Project Plan

We will develop better physical understanding of electromagnetic fields and currents in near Earth space and in the upper atmosphere, focussing on the couplings between the Solar Wind and geo-electromagnetic processes on the ground and in the ionosphere and magnetosphere (under Work Package 1).

We will also make surface electric field, subsurface conductivity and GIC measurements - creating legacy data sets - to validate existing and new models and to provide estimates of uncertainty in estimated GIC, for example at the transformer level (WP2).

Industry requires better and timely forecasts of GIC and our proposal will seek to improve forecasting of Earth environment and solid Earth processes and extremes (WP3).

This will all lead to a new generation of solid Earth and space environment models that quantify how space weather, rapid magnetic variations, sub-surface conductivity and surface electric fields impact surface conducting infrastructures such as the National Grid (WP4).

Each of the WPs has a lead (bold, below) who will work with the PI to manage deliverables, reports, meetings, outreach, and interaction with project partners and with an industry stakeholder advisory group (WP5). WP1-WP3 will make the scientific advances that feed through WP4 to deliver impact.

  • WP1: Magnetospheric-Ionospheric Sources (MIS) of GIC (BAS, RAL, UCL)
  • WP2: Solid Earth Response to MIS (BGS, Edinburgh, Southampton)
  • WP3: Forecasting MIS and GIC processes (BAS, BGS, Imperial, Lancaster, Leeds, RAL, Reading)
  • WP4: Infrastructure Impact of GIC (BGS, Lancaster, RAL)
  • WP5: Management of Outputs, Reporting, Coordination and Outreach (BGS, WP leads)

Investigators

Principle Investigator: Dr Alan Thomson1
Co-Investigators: Dr Ciaran Beggan1, Dr Yulia Boganova6, Prof Jeremy Chittenden5, Dr Mark Clilverd3, Prof Malcolm Dunlop6, Dr Emma Eastoe4, Dr Jonathan Eastwood5, Dr Robert Fear7, Dr Mervyn Freeman3, Prof Mike Hapgood6, Dr Andrew Kavanagh3, Dr Phil Livermore8, Prof Mike Lockwood9, Dr Jon Mound8, Dr Matthew Owen9, Dr Jonathan Rae10, Dr Gemma Richardson1, Dr Fiona Simpson7, Prof Katherine Whaler2, Prof Jim Wild4

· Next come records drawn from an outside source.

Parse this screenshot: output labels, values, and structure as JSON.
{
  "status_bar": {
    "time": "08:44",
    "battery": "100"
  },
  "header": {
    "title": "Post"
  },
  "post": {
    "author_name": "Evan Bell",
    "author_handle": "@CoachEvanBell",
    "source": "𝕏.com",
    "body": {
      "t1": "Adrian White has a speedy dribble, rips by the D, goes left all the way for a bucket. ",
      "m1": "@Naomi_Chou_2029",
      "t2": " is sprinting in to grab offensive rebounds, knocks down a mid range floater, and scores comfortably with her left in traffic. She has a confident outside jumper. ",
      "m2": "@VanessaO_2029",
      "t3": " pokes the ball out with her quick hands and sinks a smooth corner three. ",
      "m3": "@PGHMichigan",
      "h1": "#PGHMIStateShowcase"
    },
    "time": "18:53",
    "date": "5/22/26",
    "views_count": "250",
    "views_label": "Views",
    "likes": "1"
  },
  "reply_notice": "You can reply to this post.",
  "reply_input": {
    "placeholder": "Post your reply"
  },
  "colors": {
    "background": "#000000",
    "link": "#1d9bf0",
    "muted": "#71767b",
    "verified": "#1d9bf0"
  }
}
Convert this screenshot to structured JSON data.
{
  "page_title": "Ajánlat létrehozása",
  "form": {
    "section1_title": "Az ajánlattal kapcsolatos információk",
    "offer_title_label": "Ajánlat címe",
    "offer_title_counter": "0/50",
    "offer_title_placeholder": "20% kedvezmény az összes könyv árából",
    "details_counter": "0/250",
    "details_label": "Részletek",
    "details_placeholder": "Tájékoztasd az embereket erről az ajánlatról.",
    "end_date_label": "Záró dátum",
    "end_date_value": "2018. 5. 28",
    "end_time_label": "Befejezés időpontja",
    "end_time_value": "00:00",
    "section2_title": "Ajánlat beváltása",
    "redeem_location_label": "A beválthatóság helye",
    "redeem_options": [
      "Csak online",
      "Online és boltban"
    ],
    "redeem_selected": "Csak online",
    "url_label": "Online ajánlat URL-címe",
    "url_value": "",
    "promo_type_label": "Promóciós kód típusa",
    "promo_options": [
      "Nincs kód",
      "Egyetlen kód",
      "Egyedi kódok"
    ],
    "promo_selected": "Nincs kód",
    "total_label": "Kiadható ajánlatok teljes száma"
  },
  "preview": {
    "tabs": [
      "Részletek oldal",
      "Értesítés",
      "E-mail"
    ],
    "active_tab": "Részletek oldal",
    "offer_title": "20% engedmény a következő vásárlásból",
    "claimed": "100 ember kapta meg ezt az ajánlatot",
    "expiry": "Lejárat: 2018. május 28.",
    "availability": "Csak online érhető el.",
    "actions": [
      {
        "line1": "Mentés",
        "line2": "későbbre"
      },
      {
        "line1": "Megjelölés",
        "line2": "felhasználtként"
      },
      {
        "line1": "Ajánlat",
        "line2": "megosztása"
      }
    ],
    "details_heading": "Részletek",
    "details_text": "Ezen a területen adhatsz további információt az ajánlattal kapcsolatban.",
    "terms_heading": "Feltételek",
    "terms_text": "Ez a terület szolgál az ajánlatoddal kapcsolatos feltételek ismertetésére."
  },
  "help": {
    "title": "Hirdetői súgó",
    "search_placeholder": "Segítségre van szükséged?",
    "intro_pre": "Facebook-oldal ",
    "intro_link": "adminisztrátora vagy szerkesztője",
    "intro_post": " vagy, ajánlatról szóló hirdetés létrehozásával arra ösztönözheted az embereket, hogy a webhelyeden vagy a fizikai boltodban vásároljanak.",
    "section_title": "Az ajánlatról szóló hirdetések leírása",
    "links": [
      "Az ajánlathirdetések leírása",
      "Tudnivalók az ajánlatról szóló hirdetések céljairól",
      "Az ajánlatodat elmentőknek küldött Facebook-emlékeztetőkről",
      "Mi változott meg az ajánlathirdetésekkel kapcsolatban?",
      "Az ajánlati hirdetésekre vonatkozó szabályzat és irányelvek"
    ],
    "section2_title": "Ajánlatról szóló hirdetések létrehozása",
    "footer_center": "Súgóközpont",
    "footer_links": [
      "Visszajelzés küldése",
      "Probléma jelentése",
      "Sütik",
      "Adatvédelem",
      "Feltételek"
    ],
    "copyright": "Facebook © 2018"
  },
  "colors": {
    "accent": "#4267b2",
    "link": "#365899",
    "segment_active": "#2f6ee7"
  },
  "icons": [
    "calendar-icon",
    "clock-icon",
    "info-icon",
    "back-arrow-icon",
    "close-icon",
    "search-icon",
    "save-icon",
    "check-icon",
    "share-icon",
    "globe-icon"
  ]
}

1. British Geological Survey, 2. University of Edinburgh, 3. British Antarctic Survey, 4. University of Lancaster, 5. Imperial College, 6. Rutherford Appleton Laboratory, 7. University of Southampton, 8. University of Leeds, 9. University of Reading, 10. University College London

Project Partners

Dr Antti Pulkkinen (NASA Goddard, USA), Dr Ari Viljanen (FMI, Finland), Dr David Boteler (NRCan, Canada), Prof C. Trevor Gaunt (University of Cape Town, South Africa) Prof Craig Rodger (University of Otago, New Zealand), Prof Peter Gallagher (Trinity College Dublin, Republic of Ireland), Dr Jesper Gjerloev (John Hopkins University, USA), Prof David Jackson (UK Met Office), Prof Karsten Bahr (University of Gottingen), Prof Andreas Junge (University of Frankfurt), Prof Jin Bin Cao (Beihang University, China), Prof Lianguang Liu (North China Electric Power University)

Contact

For more information please contact Dr Alan Thomson.

References

  1. UK National Risk Register, 2015.
  2. Canon et al, 2013. Extreme space weather: impacts on engineered systems and infrastructure. Roy. Acad. Eng.
  3. Oughton, E. et al, 2016. Helios Solar Storm Scenario; Cambridge Risk Framework series. Univ. Cambridge.
  4. Baker et al, 2008. Severe Space Weather Events-Understanding Societal and Economic Impacts. NSF, USA.